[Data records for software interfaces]
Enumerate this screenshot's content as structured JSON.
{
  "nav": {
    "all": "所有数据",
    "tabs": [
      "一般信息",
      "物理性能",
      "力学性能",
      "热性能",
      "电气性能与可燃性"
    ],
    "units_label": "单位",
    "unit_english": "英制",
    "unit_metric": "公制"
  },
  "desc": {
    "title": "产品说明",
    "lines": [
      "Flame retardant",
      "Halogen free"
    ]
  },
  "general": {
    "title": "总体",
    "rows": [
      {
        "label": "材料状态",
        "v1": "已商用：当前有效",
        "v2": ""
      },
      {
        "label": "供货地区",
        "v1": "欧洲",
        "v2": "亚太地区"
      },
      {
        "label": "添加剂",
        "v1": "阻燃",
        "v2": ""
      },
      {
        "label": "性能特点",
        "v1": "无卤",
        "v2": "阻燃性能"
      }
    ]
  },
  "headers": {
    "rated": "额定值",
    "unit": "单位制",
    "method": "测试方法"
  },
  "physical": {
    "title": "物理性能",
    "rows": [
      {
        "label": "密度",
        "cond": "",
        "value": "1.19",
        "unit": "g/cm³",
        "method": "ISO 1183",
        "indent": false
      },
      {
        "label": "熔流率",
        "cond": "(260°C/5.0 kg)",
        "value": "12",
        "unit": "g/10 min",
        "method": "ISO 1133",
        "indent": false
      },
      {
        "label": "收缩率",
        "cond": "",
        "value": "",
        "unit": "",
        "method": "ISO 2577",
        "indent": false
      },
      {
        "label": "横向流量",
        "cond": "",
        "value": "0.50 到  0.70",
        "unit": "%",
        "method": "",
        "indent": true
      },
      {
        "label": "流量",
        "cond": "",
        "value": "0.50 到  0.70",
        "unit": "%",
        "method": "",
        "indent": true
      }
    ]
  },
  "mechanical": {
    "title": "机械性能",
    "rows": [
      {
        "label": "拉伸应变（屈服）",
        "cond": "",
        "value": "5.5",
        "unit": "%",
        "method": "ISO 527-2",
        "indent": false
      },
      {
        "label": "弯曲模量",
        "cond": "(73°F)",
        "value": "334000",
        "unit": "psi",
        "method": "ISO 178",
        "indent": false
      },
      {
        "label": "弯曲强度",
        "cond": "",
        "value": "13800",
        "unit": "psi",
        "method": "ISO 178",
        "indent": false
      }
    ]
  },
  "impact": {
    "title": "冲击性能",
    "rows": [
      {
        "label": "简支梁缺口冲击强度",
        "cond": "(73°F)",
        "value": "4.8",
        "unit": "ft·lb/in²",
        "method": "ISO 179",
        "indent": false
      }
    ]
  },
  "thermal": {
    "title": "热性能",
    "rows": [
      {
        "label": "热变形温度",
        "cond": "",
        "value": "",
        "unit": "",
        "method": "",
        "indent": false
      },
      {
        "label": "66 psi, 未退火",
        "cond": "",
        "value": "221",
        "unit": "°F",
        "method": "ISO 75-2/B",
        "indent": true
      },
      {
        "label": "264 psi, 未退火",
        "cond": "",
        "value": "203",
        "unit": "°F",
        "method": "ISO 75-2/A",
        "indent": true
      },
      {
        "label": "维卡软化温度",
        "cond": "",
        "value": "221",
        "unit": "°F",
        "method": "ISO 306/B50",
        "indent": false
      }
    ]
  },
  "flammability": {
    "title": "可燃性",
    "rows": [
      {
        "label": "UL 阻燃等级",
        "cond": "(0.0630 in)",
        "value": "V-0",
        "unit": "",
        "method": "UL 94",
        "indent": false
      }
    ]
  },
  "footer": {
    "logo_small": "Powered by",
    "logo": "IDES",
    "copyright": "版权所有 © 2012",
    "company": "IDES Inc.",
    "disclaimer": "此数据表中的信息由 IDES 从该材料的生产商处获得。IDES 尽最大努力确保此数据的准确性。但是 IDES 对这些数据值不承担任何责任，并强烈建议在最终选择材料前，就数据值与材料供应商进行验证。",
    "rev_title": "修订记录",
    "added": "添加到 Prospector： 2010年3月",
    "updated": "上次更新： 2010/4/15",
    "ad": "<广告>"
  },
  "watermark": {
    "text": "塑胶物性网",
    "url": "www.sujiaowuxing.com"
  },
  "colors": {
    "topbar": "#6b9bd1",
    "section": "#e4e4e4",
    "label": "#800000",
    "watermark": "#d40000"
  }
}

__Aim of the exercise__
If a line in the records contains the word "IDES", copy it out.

__Your solution__
    "logo": "IDES",
    "company": "IDES Inc.",
    "disclaimer": "此数据表中的信息由 IDES 从该材料的生产商处获得。IDES 尽最大努力确保此数据的准确性。但是 IDES 对这些数据值不承担任何责任，并强烈建议在最终选择材料前，就数据值与材料供应商进行验证。",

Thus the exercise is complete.